Every line of the entries below that mentions "preview" is to be copied out.

Stored dataset items
- Opening Delimiter -
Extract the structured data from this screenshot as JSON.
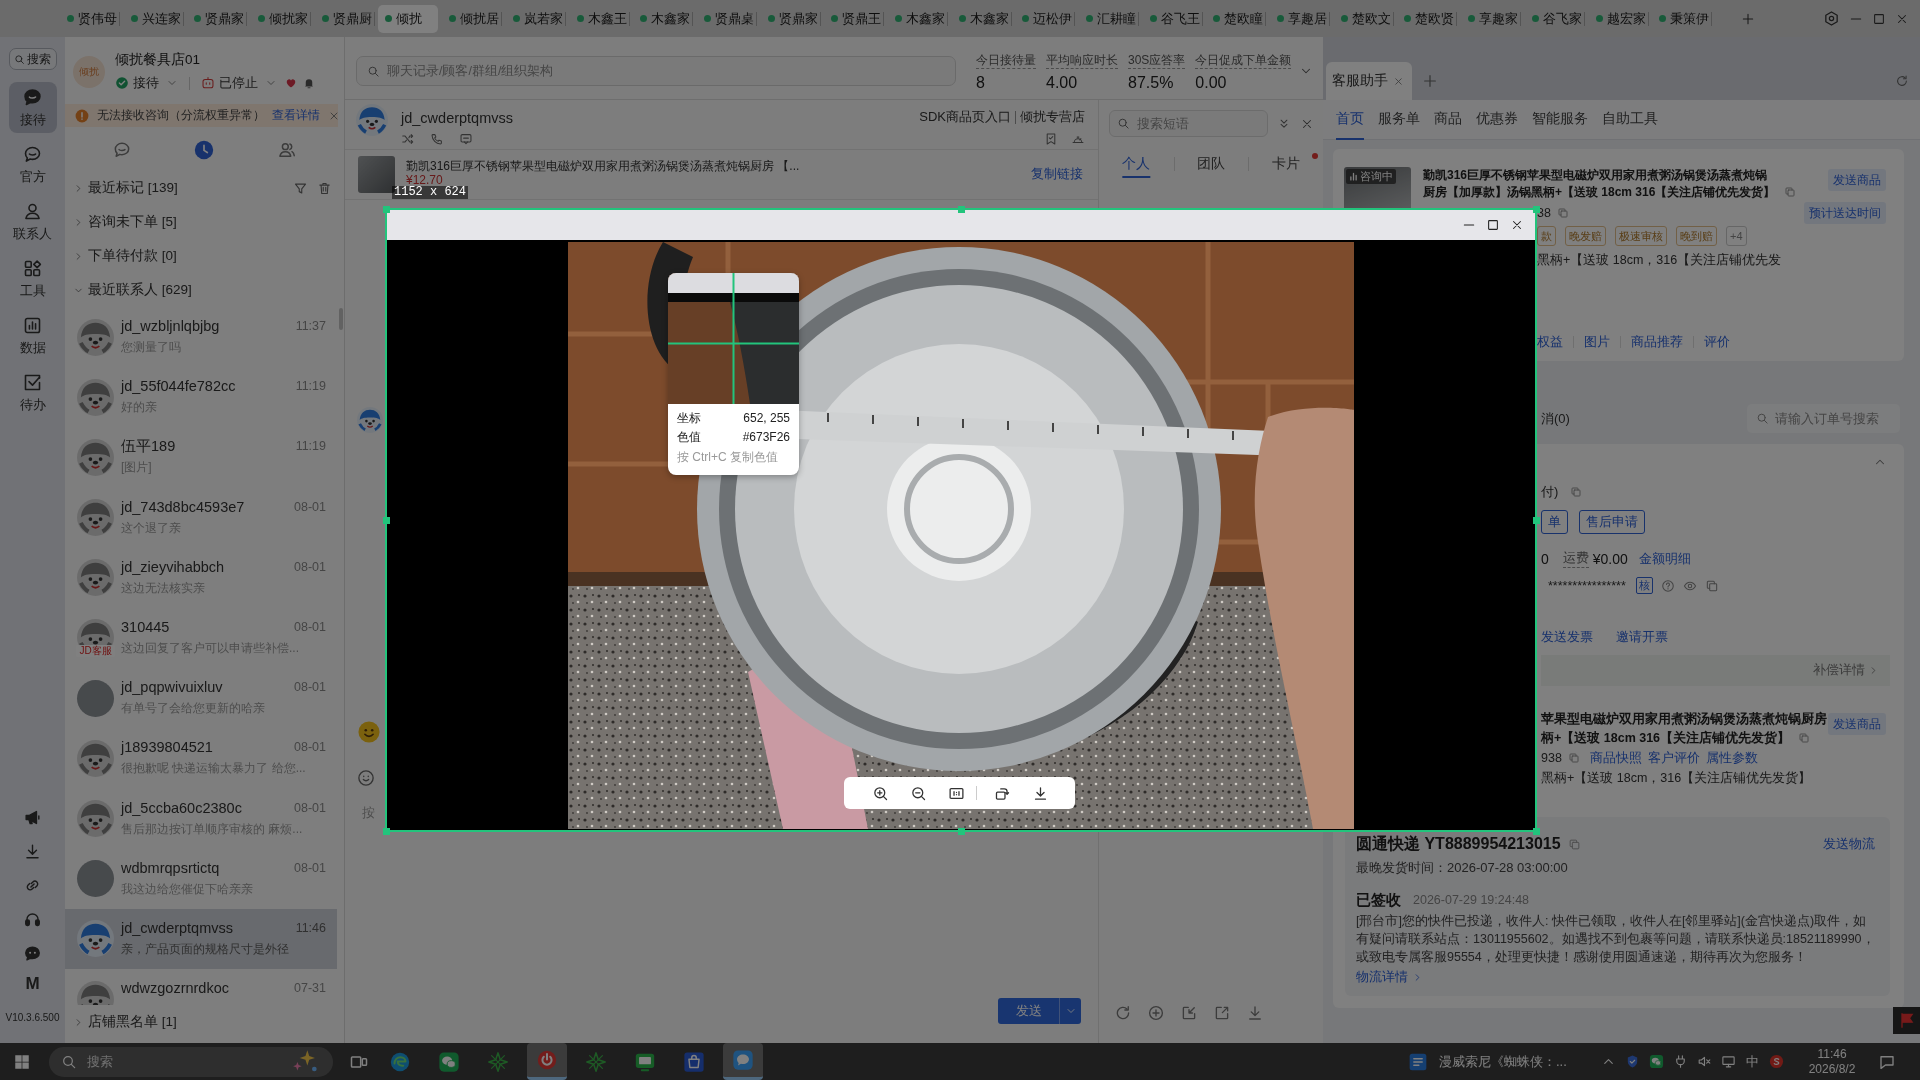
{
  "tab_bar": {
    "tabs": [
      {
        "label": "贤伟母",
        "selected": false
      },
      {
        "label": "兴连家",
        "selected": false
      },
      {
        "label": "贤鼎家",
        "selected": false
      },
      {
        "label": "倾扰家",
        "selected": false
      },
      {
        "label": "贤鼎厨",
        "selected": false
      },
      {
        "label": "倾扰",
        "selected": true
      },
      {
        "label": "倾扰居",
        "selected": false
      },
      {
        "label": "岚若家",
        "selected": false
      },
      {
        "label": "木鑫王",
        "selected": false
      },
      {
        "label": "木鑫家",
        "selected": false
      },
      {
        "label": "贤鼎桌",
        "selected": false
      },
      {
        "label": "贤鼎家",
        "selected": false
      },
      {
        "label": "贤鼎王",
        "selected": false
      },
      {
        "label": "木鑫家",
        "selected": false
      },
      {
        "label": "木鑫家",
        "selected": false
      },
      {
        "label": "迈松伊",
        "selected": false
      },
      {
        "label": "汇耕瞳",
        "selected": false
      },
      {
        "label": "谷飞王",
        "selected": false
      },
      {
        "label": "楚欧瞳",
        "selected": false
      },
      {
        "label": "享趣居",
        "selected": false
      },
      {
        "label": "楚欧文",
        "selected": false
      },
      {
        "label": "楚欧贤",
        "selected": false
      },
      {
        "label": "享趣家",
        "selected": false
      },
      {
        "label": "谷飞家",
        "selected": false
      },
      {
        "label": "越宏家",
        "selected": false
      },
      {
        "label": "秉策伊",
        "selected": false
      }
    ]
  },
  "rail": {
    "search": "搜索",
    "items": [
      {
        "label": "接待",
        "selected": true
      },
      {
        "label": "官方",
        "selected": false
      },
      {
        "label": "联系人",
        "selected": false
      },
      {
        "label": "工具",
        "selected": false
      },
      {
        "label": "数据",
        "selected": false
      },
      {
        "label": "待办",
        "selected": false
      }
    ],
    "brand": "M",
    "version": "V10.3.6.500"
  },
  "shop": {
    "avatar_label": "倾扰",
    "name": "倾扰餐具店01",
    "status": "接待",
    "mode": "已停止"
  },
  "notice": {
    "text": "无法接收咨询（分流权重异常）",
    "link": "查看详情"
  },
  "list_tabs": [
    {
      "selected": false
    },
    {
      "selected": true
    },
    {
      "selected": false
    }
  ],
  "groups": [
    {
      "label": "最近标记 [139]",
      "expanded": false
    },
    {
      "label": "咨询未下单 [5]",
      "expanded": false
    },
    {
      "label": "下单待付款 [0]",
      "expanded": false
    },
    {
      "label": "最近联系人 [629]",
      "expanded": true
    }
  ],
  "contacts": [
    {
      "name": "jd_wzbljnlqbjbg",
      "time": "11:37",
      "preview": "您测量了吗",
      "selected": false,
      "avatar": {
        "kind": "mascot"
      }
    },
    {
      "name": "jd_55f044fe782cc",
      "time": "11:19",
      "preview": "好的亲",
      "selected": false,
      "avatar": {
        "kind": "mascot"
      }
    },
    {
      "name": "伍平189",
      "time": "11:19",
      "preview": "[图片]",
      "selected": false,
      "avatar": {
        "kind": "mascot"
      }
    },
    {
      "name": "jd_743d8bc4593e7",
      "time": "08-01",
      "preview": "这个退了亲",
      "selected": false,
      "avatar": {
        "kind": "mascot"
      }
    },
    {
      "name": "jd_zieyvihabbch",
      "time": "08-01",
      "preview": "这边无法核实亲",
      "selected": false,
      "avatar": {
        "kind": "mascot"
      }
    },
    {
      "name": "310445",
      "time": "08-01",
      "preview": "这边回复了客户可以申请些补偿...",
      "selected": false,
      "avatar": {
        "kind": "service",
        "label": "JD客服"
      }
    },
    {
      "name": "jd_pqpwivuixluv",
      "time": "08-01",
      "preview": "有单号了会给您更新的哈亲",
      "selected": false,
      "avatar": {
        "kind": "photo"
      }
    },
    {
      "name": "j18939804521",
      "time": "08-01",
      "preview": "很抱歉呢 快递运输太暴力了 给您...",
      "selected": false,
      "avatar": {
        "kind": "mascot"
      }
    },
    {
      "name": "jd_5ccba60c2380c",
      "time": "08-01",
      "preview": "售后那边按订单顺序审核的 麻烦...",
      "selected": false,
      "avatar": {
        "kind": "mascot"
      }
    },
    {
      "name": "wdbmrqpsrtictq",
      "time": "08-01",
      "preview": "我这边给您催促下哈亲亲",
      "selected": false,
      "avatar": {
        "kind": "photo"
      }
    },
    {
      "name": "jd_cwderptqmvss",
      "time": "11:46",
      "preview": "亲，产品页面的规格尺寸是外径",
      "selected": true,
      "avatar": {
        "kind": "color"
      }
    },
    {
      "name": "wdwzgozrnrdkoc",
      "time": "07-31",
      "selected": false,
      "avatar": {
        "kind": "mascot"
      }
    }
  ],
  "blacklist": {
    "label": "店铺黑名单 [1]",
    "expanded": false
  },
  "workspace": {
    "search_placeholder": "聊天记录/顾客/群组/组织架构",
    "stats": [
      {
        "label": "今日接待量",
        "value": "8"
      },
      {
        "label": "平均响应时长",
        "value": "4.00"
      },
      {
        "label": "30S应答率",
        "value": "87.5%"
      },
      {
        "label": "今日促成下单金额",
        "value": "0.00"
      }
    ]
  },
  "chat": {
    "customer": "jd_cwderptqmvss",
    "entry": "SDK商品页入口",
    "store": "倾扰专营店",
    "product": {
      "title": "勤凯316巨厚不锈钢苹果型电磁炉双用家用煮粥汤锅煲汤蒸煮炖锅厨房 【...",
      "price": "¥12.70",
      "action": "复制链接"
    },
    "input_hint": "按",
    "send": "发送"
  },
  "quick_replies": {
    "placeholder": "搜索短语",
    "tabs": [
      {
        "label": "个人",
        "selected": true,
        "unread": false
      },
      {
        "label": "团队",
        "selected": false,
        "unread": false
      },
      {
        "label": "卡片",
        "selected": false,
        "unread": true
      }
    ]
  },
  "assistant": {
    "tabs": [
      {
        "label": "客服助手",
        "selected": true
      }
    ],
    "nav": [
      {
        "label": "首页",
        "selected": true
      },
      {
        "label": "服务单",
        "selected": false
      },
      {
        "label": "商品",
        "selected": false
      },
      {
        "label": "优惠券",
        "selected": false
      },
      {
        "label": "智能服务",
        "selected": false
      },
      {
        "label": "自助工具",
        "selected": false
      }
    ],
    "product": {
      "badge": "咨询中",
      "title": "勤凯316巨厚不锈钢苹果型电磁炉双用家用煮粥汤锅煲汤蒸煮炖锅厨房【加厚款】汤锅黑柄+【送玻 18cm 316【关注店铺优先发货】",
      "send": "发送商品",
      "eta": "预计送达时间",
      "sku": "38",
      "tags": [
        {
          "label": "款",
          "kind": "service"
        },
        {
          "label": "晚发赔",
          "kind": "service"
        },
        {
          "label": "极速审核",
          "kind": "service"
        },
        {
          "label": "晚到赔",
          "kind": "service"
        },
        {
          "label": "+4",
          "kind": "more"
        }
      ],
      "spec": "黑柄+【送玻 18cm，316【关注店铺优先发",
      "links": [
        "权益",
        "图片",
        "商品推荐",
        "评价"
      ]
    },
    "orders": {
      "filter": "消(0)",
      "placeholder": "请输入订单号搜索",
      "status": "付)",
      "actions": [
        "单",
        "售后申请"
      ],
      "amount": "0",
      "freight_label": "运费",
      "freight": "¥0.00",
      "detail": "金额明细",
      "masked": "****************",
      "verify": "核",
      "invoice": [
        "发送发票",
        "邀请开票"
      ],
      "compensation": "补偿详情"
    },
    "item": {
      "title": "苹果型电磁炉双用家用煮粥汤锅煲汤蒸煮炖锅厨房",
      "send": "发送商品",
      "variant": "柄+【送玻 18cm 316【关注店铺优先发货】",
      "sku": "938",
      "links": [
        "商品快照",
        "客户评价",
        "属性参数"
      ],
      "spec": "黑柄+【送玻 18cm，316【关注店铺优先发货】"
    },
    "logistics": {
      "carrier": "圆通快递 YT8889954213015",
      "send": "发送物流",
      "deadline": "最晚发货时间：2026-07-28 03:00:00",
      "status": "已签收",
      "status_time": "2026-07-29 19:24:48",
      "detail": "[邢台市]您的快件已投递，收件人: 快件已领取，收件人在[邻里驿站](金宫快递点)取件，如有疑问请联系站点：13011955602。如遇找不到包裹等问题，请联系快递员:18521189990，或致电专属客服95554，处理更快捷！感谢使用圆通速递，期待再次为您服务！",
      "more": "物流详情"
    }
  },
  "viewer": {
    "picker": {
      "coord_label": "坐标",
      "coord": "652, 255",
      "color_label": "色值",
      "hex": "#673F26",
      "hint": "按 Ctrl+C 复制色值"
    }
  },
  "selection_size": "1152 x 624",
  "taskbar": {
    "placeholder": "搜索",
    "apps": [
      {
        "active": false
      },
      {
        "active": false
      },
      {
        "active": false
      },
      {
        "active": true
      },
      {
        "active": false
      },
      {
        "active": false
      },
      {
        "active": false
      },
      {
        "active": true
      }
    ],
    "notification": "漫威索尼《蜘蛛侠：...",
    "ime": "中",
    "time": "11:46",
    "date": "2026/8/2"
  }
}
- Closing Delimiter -
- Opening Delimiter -
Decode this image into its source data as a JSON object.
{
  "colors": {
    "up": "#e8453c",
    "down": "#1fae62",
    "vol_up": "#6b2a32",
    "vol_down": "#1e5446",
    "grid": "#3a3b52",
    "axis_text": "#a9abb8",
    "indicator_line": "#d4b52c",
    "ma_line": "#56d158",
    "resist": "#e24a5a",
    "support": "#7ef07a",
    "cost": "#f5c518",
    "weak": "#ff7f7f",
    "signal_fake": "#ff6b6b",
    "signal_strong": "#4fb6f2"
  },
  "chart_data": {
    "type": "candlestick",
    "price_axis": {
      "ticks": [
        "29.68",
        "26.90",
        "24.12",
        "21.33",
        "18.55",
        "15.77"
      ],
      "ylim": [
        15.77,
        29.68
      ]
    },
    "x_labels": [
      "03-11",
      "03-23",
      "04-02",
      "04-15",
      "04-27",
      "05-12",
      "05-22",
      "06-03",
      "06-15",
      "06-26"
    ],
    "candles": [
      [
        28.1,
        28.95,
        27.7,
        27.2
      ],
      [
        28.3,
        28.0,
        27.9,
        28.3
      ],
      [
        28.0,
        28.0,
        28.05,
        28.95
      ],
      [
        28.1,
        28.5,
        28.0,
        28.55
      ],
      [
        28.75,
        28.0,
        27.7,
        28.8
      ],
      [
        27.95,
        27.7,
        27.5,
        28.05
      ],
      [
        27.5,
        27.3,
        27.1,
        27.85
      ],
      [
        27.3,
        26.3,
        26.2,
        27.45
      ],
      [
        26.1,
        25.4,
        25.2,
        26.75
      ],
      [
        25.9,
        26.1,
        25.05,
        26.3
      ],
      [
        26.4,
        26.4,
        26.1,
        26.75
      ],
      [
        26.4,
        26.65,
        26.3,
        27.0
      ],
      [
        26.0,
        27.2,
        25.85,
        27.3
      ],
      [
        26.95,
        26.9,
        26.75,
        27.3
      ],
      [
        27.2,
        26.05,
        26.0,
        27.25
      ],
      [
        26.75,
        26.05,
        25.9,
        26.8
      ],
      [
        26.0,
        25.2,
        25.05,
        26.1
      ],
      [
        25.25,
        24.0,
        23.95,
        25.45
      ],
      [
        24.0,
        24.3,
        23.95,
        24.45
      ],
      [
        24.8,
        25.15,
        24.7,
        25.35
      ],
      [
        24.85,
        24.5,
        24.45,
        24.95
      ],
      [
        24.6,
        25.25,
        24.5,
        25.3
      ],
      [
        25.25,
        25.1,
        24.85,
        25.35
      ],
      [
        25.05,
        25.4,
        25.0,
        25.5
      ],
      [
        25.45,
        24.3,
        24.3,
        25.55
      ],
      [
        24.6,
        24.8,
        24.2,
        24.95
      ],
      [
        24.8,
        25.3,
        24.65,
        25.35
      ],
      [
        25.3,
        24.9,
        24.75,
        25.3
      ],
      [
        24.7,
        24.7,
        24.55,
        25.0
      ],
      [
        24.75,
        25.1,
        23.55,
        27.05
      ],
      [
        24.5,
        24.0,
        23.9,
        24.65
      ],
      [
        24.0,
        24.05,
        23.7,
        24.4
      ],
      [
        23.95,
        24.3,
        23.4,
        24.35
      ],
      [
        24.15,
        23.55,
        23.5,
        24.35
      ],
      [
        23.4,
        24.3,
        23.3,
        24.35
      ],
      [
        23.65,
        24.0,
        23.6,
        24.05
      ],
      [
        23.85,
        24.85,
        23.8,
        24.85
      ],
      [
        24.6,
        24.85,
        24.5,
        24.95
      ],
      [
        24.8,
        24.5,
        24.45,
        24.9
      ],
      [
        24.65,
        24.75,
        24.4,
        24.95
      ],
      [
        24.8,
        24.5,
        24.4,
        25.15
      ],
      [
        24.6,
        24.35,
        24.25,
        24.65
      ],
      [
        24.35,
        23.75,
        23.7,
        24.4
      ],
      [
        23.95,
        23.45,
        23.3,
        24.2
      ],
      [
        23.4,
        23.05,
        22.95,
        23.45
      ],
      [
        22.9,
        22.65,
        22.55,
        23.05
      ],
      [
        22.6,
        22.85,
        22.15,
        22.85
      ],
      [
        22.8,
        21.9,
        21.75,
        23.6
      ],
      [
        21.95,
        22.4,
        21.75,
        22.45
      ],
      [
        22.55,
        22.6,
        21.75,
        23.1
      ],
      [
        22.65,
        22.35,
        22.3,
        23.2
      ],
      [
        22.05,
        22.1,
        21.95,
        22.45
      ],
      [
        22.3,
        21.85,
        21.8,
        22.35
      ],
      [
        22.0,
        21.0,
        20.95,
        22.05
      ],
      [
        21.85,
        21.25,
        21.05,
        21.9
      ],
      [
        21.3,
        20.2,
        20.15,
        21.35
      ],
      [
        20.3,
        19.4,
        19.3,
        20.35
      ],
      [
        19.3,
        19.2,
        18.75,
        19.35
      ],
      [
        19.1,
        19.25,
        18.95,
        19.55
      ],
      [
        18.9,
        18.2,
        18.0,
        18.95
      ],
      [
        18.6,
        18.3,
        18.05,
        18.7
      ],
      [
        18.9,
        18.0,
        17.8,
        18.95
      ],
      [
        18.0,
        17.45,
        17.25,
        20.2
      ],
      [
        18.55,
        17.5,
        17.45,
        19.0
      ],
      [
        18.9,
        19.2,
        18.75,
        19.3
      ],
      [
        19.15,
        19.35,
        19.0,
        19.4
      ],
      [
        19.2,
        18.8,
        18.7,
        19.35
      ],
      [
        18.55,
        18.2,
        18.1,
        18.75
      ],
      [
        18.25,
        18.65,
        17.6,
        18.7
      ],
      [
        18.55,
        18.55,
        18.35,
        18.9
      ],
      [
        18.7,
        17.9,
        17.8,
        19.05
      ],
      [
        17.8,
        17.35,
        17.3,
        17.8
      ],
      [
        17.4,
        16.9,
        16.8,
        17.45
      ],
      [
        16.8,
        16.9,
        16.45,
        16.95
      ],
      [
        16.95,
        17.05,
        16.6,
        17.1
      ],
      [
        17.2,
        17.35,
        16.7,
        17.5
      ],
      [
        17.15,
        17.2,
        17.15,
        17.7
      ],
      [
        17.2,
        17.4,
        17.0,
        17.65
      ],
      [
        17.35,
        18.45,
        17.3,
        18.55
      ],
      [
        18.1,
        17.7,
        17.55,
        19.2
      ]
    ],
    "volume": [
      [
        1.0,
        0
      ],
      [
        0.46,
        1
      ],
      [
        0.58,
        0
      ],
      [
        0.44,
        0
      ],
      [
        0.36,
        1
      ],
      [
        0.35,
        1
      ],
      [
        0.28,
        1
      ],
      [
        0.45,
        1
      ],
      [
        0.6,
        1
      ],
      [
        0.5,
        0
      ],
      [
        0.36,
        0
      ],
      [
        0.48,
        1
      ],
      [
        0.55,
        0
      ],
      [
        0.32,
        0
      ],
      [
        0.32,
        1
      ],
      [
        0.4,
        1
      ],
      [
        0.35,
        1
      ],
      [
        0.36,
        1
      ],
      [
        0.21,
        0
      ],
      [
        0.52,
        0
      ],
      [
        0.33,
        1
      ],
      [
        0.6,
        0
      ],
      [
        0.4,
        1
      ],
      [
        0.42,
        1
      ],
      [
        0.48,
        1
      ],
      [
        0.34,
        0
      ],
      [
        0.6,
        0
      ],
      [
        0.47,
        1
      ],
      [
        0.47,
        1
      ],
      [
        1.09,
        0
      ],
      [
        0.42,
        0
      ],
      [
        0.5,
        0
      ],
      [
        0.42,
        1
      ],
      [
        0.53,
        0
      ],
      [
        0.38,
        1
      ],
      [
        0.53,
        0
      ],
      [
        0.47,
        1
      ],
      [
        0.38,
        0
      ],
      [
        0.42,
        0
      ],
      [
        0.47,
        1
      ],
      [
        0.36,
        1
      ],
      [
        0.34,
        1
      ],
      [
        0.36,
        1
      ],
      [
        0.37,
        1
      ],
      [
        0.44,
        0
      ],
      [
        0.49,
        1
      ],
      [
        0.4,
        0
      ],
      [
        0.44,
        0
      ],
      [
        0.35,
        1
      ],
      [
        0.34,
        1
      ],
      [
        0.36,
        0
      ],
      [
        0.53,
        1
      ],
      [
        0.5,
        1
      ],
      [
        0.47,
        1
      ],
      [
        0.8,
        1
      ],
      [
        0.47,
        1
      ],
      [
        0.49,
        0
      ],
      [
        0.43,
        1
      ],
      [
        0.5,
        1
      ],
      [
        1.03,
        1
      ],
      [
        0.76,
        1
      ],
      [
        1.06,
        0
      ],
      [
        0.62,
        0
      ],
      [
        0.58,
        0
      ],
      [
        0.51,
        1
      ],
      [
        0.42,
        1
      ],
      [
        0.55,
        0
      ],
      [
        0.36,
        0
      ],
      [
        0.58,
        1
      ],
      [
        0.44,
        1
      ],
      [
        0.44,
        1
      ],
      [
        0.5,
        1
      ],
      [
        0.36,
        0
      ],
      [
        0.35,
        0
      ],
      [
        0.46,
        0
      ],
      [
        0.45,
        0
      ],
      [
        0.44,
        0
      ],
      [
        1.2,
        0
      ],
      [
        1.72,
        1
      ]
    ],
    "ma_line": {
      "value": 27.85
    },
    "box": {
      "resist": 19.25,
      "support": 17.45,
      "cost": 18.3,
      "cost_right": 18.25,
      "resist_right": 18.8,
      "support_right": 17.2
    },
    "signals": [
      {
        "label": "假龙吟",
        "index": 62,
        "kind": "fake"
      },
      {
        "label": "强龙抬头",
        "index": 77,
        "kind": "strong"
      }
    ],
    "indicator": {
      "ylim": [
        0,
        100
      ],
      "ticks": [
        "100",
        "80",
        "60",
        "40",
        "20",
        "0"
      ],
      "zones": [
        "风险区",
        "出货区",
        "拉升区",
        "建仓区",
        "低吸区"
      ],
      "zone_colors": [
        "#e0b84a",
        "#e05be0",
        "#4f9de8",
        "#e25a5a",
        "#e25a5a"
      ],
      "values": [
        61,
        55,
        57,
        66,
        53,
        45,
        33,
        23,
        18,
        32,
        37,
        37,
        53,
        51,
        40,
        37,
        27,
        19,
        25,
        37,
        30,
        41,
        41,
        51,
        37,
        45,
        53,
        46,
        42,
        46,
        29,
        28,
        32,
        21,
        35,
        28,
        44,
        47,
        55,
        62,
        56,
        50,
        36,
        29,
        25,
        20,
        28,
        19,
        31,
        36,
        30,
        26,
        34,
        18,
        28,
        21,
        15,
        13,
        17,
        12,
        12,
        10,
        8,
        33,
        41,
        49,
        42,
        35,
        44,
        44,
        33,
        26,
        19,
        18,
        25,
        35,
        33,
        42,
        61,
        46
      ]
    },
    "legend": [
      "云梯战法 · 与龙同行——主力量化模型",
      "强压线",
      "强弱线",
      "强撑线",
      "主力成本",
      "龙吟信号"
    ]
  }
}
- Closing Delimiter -
### RESULT OF THE EXERCISE
      "preview": "您测量了吗",
      "preview": "好的亲",
      "preview": "[图片]",
      "preview": "这个退了亲",
      "preview": "这边无法核实亲",
      "preview": "这边回复了客户可以申请些补偿...",
      "preview": "有单号了会给您更新的哈亲",
      "preview": "很抱歉呢 快递运输太暴力了 给您...",
      "preview": "售后那边按订单顺序审核的 麻烦...",
      "preview": "我这边给您催促下哈亲亲",
      "preview": "亲，产品页面的规格尺寸是外径",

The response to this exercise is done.